South Dakota Gov. Kristi Noem announced Monday that she will be sending National Guard troops from her state to the nation’s southern border to “secure the border between the United States and Mexico.”
“The Biden administration has failed in the most basic duty of the federal government: keeping the American people safe,” Noem said. “The border is a national security crisis that requires the kind of sustained response only the national guard can provide.” She said the Biden administration seemed “unable or unwilling to solve” border problems and declared that, “my message to Texas is this: help is on the way.”
Noem stated that her decision was taken in response to Texas Gov. Greg Abbott’s request for assistance in responding to “ongoing violations of state and federal law by illegal aliens crossing the unsecured border.” On Tuesday, Abbott reissued a disaster declaration, which said some border counties were partnering with the state to boost arrests and detention of people “for crimes related to the border crisis.”

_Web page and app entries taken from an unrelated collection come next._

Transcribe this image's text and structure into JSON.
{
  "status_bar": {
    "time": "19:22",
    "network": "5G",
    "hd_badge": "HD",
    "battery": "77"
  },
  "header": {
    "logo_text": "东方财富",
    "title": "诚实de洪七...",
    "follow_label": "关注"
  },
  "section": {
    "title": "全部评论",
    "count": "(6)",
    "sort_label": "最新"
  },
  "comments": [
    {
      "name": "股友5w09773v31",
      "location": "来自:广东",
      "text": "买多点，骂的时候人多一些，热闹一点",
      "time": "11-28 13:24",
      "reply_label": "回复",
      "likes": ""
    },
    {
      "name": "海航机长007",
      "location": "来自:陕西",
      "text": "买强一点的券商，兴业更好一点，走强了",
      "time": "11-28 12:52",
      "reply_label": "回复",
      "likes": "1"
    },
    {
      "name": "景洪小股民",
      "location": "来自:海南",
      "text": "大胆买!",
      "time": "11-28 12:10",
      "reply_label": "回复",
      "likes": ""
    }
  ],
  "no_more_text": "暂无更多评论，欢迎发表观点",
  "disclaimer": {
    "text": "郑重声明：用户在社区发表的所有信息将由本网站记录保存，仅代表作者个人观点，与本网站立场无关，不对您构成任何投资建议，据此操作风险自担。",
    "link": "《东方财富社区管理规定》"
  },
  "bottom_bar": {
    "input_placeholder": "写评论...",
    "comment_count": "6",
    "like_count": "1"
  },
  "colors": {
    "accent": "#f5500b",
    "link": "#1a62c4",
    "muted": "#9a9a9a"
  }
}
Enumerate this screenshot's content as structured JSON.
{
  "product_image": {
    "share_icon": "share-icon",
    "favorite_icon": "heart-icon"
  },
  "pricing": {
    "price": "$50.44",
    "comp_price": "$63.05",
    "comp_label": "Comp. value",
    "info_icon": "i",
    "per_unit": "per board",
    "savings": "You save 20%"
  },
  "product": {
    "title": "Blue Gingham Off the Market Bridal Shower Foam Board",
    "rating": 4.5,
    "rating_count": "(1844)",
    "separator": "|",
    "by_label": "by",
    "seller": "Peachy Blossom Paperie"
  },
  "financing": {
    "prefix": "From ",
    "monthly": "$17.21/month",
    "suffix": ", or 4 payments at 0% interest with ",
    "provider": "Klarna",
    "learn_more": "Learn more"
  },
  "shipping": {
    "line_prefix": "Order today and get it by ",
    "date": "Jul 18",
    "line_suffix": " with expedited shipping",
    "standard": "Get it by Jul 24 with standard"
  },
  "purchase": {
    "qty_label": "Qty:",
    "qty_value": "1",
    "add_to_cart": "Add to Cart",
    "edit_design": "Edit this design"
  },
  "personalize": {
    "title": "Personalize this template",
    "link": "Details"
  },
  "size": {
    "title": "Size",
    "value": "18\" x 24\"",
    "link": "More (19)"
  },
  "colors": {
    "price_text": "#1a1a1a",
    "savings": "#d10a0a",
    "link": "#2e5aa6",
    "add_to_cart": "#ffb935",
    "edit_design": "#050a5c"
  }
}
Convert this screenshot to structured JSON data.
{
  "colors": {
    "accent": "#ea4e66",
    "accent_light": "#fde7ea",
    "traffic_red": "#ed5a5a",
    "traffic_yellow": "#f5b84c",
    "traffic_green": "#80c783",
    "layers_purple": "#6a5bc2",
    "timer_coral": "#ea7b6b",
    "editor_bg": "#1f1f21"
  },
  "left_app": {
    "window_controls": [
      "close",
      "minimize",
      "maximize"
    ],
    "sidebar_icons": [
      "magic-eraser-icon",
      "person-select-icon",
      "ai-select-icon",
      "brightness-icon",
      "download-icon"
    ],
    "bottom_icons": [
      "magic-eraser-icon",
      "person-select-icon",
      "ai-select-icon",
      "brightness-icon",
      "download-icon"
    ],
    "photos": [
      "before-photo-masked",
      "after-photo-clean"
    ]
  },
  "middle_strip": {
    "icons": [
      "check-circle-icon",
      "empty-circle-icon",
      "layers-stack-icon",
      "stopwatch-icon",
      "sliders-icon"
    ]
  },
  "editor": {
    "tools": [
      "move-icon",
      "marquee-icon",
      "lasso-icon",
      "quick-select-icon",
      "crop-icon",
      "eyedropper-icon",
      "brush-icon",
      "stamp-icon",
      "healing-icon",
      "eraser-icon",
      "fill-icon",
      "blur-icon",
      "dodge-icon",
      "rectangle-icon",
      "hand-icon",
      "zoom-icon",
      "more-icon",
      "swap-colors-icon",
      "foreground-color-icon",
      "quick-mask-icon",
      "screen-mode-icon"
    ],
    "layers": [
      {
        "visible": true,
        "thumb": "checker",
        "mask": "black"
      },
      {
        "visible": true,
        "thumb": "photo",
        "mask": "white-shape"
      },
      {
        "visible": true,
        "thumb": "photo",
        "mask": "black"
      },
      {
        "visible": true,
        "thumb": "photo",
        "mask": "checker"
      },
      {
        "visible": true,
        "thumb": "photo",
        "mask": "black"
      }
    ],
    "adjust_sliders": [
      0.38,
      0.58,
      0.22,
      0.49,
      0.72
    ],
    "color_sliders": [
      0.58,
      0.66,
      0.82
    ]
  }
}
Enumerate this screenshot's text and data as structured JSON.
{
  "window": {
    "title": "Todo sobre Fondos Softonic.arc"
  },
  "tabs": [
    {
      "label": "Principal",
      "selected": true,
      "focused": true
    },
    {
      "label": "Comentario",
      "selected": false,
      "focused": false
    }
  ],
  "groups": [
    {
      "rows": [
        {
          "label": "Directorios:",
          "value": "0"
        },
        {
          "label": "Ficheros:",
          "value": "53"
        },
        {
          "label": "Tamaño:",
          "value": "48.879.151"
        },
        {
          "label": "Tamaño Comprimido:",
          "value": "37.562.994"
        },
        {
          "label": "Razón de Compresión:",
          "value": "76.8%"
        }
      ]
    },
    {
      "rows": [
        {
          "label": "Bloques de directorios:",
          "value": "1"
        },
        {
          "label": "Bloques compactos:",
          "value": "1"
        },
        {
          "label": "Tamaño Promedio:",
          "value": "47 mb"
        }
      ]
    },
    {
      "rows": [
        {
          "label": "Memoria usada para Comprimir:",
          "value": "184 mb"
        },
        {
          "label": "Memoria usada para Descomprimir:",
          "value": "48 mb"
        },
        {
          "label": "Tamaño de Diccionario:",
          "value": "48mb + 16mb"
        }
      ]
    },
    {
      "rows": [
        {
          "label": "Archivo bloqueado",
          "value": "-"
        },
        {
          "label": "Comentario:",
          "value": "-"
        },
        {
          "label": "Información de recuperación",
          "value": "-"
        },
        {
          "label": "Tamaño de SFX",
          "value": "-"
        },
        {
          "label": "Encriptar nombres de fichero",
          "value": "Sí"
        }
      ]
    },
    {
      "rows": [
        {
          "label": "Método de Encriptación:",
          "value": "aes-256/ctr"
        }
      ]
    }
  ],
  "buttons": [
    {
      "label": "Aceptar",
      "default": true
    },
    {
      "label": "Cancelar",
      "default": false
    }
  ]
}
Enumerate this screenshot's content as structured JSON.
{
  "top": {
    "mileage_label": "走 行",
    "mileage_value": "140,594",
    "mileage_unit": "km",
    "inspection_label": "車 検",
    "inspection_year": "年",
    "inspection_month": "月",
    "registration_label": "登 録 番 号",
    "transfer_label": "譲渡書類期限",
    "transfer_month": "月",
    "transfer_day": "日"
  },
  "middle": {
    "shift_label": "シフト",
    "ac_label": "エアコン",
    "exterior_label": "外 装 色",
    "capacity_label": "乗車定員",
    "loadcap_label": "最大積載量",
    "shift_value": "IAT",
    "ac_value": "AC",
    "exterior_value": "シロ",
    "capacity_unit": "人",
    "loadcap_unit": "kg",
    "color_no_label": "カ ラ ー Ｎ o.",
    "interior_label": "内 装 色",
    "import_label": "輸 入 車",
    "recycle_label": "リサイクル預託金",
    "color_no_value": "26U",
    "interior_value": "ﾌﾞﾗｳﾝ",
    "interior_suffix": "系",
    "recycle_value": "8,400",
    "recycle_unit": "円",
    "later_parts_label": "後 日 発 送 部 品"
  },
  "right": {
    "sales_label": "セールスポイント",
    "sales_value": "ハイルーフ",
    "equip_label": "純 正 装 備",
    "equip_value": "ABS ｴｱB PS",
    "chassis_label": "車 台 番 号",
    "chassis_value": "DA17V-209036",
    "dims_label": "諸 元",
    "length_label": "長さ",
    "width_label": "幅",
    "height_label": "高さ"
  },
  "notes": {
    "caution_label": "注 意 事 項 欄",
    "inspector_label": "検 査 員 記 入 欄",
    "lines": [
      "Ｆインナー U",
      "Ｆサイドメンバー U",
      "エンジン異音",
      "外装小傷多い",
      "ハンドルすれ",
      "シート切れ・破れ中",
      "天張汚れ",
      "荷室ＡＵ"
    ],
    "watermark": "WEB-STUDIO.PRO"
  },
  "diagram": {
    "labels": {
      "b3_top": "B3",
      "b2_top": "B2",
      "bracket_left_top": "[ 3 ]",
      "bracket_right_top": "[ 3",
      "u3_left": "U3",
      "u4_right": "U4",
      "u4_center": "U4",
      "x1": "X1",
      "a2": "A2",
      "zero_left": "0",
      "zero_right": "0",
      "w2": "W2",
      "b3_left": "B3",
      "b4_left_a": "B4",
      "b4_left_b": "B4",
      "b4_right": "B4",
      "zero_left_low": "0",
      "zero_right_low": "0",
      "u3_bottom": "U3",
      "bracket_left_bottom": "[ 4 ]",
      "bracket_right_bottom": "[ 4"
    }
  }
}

Noem promised up to 50 soldiers would be deployed and that the deployment would last between 30 to 60 days. Unlike other Republican governors who have dispatched troops to the border, however, Noem announced that it would be paid for by a “private donation.” Donor Willis Johnson is a Tennessee billionaire and sent the money through his family’s foundation, though he declined to specify an amount.
“You’ve got illegals coming in and I just think they ought to follow the rules of America,” Mr. Johnson said. “South Dakota is a small state. They want to help America, I want to help them.”
However, Noem’s decision to accept private funding for the South Dakota National Guard’s deployment has raised a number of legal and ethical questions about the transparency of the state’s government and its use of the military.